Required work: Every line of the records that holds the word "JSON" should be copied out.

Information shown:

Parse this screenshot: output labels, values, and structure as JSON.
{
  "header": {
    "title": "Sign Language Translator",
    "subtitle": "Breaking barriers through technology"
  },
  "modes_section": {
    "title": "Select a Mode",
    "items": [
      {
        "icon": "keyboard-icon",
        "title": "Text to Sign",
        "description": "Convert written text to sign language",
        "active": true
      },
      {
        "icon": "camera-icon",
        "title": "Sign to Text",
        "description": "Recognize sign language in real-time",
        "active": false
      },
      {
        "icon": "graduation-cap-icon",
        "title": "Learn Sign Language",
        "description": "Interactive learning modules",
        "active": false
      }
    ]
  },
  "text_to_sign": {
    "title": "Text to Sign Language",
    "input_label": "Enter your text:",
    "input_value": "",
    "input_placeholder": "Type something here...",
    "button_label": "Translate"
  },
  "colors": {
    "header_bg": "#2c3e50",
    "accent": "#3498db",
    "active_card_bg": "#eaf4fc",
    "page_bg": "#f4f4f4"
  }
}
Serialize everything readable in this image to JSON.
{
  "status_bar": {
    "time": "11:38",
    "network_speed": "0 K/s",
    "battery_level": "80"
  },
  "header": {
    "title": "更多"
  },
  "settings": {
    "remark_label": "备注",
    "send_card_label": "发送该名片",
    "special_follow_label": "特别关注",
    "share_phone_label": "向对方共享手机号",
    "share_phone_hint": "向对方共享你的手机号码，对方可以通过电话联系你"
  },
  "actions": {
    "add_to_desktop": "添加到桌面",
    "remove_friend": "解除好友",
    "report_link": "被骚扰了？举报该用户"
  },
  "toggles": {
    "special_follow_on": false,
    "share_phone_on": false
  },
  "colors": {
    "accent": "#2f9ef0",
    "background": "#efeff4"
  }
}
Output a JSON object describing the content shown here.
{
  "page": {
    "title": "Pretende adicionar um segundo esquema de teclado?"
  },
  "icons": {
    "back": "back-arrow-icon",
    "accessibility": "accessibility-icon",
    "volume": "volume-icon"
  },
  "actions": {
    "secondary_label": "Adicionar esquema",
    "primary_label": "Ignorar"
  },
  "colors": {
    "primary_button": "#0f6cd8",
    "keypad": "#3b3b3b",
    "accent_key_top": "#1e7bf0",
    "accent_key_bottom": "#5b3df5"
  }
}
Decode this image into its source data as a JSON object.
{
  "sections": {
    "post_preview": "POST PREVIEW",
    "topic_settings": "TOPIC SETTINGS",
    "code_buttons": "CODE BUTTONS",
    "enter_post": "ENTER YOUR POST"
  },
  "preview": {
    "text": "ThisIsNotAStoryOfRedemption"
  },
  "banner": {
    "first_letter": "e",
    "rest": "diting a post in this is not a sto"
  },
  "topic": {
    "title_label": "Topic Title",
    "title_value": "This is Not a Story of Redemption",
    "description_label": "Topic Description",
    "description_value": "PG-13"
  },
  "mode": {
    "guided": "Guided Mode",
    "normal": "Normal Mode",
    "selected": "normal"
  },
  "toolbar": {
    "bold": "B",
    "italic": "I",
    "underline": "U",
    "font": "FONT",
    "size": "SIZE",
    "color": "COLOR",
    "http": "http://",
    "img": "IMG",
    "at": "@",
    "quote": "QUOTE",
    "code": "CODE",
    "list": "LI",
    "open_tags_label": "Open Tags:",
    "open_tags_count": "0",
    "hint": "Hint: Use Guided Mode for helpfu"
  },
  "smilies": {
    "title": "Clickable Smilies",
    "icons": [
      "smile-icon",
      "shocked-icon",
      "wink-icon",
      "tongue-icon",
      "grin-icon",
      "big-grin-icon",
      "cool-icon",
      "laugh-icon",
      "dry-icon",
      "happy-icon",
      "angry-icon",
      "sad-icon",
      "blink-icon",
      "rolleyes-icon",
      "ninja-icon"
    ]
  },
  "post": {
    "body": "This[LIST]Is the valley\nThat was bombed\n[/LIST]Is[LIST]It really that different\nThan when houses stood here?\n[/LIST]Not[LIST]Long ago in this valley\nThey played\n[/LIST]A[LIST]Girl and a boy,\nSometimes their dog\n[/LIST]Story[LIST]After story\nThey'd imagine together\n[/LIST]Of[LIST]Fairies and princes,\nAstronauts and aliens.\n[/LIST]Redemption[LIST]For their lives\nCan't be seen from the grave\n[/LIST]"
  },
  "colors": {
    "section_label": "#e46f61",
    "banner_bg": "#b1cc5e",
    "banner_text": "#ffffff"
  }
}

Task result:
Parse this screenshot: output labels, values, and structure as JSON.
Serialize everything readable in this image to JSON.
Output a JSON object describing the content shown here.
Decode this image into its source data as a JSON object.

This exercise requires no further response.